■ **What you will do**: Go through the records below and return each line that has "icon" in it.

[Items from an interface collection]

§

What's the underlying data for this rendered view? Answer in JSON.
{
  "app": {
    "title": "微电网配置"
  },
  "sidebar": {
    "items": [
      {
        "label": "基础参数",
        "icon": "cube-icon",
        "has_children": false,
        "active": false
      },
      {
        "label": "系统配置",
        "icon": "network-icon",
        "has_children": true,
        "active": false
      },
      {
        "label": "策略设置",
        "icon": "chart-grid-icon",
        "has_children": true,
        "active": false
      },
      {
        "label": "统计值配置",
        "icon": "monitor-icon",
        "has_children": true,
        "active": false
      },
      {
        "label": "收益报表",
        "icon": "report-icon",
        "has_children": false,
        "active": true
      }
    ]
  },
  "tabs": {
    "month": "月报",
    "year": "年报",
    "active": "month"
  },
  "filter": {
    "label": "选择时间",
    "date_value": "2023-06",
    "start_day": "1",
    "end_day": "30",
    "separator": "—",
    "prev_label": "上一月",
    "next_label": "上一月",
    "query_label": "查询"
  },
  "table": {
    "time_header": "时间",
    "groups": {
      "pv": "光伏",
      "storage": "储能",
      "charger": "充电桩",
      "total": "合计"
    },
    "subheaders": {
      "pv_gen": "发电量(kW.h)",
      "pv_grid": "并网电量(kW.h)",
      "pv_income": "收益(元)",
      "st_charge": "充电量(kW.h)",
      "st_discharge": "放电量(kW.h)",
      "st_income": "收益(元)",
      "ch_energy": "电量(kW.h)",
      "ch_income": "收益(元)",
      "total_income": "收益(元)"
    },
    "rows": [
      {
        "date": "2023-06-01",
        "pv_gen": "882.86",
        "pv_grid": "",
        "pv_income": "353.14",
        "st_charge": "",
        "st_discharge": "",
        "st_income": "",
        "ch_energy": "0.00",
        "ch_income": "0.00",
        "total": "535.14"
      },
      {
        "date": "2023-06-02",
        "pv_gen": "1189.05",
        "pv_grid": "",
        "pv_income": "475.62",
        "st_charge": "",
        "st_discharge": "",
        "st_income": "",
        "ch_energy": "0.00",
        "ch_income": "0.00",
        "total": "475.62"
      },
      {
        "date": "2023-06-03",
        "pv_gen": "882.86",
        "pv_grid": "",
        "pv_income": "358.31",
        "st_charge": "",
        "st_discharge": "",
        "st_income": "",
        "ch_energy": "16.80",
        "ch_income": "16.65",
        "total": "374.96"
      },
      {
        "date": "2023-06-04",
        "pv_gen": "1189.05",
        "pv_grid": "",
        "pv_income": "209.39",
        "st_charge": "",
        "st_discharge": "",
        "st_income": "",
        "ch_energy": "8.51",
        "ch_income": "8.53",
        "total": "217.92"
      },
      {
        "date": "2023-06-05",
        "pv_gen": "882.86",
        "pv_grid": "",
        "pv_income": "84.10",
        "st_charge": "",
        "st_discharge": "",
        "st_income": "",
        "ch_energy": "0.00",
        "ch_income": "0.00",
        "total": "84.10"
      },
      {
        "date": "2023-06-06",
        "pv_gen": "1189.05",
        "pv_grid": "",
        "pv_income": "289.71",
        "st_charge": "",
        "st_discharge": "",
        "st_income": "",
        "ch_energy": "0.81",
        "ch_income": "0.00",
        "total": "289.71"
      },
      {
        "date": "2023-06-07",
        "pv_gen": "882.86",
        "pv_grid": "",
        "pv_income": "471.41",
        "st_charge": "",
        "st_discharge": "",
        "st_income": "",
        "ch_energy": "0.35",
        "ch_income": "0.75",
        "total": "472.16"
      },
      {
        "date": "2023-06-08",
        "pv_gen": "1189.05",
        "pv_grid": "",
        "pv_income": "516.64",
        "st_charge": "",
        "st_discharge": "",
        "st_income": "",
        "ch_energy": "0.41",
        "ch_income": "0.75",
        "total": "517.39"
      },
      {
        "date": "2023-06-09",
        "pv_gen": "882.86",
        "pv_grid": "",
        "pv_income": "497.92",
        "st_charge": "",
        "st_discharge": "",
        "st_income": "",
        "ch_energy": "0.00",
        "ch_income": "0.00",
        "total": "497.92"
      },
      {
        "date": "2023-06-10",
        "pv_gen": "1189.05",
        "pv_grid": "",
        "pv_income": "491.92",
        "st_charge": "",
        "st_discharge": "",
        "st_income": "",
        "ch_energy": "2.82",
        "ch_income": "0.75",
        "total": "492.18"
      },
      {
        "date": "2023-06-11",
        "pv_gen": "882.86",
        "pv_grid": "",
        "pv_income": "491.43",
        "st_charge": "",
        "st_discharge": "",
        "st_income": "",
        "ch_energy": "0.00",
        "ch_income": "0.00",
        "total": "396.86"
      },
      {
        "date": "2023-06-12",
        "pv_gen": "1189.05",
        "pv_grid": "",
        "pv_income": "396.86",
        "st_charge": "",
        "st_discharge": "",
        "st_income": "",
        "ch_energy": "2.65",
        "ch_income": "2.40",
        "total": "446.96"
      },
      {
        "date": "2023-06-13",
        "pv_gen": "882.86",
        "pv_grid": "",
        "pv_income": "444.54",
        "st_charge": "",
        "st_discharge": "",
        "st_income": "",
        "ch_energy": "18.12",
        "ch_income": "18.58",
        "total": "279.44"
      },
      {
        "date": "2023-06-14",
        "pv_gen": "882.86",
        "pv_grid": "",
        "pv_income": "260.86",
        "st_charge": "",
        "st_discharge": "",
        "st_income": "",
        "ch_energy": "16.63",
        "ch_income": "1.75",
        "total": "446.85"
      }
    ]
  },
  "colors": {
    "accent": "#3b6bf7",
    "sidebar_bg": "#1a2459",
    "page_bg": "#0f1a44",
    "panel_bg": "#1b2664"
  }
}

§

■ **Answer space**:
        "icon": "cube-icon",
        "icon": "network-icon",
        "icon": "chart-grid-icon",
        "icon": "monitor-icon",
        "icon": "report-icon",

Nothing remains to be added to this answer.